Leading trade body backs moves to ban plastic straws

0

The growing campaign against the use of plastic straws in bars, pubs, restaurants and clubs has been backed by the industry’s trade body, the Association of Licensed Multiple Retailers (ALMR).

It is encouraging all its members as well as the wider sector to phase out and ban plastic straws which are not bio-degradable and are particularly harmful to marine life.

It follows moves by an increasing number of bar and pub operators to stop using plastic straws including Be At One, Mitchells & Butlers’ All Bar One, JD Wetherspoon, Experimental Group, The New World Trading Company’s The Botanist, Oakman Inns and Redcomb Pubs.

ALMR chief executive Kate Nicholls said: “A number of the ALMR’s members have already begun to phase out the use of plastic straws: a sign that the sector is acknowledging the issue and ready to lead the way on reducing harmful waste.

“Additionally, we have removed them from our own industry and parliamentary events and will continue to be proactive in a move away from the use of plastic straws.

“The Government has already outlined its intention to tackle the use of single-use plastic and the issue is one that many members of the public feel passionately about. There is clearly an appetite for businesses to investigate sustainable alternatives to plastic straws.

“The ALMR will be working with the British Institute of Innkeeping to promote alternatives to plastics and encourage more of our members to follow the lead of businesses like All Bar One, Be At One and JD Wetherspoon in ending the use of plastic straws and tackling waste that does environmental damage.”

The ALMR’s membership includes operators of over 23,000 pubs, restaurants, bars, nightclubs and cafés including Novus, Stonegate Pub Company, The Deltic Group, Glendola Leisure, Beds & Bars, Casual Dining Group, Carluccio’s, TGI Fridays, Wahaca and Wagamama.

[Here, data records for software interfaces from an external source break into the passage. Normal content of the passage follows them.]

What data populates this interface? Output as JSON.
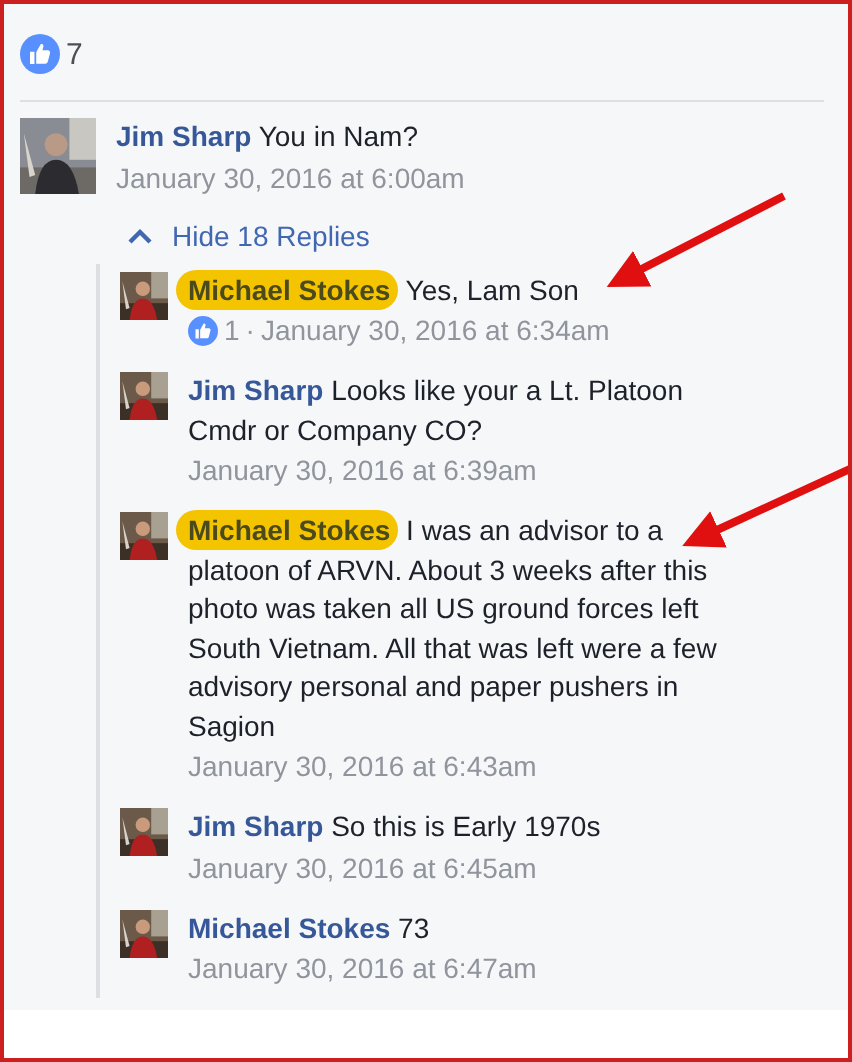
{
  "reactions": {
    "count": "7"
  },
  "comment": {
    "author": "Jim Sharp",
    "text": "You in Nam?",
    "time": "January 30, 2016 at 6:00am"
  },
  "replies_toggle": {
    "label": "Hide 18 Replies",
    "expanded": true
  },
  "replies": [
    {
      "author": "Michael Stokes",
      "text": "Yes, Lam Son",
      "likes": "1",
      "separator": "·",
      "time": "January 30, 2016 at 6:34am",
      "highlighted": true
    },
    {
      "author": "Jim Sharp",
      "text": "Looks like your a Lt. Platoon Cmdr or Company CO?",
      "time": "January 30, 2016 at 6:39am",
      "highlighted": false
    },
    {
      "author": "Michael Stokes",
      "text": "I was an advisor to a platoon of ARVN. About 3 weeks after this photo was taken all US ground forces left South Vietnam. All that was left were a few advisory personal and paper pushers in Sagion",
      "time": "January 30, 2016 at 6:43am",
      "highlighted": true
    },
    {
      "author": "Jim Sharp",
      "text": "So this is Early 1970s",
      "time": "January 30, 2016 at 6:45am",
      "highlighted": false
    },
    {
      "author": "Michael Stokes",
      "text": "73",
      "time": "January 30, 2016 at 6:47am",
      "highlighted": false
    }
  ]
}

This week, leading drinks groups Diageo and Pernod Ricard voiced their support for moves away from plastic straws and stirrers, stating their commitment not to use them at their own events.

Vanessa Wright, group vice president for sustainability and responsibility at Pernod Ricard, said: “The history of Pernod Ricard and our values are intrinsically linked to social responsibility and care – it is a part of us, and the creation of the Paul Ricard Oceanography Institute more than 50 years ago is a concrete example.

“We know that this type of non-biodegradable plastic is having a detrimental impact on the environment and oceans, and for us it’s crucial that we play our role in helping to prevent any further damage.”

David Croft, global sustainable development director at Diageo, said: “Diageo is committed to minimising our environmental impact and we are, like many of our consumers, increasingly concerned about the negative environmental impact associated with the irresponsible disposal of plastic straws.

“We are therefore committed to phasing out the use of all plastic straws and stirrers from all our offices, events, promotions, advertising and marketing globally – and will advocate the same to our partners and customers.

“When the use of straws is important to the enjoyment of our brands we will only use reusable, compostable or biodegradable alternatives.”

Yesterday, London’s daily paper, the Evening Standard, launched its own campaign, The Last Straw, aimed at both the trade and consumers to rid the capital’s bars, pubs, restaurants and cafés of plastic straws.

Previous stories
December 18, 2017: Bar and pub company Redcomb Pubs has become the latest to stop offering single-use plastic straws and plastic stirrers in all of its sites.
October 24, 2017: Be At One has replaced plastic straws with an environmentally friendly alternative for all drinks across its bars.
July 26, 2017: Bar and restaurant group The Alchemist is to stop automatically serving drinks with plastic straws across all of its sites.

Share.

Comments are closed.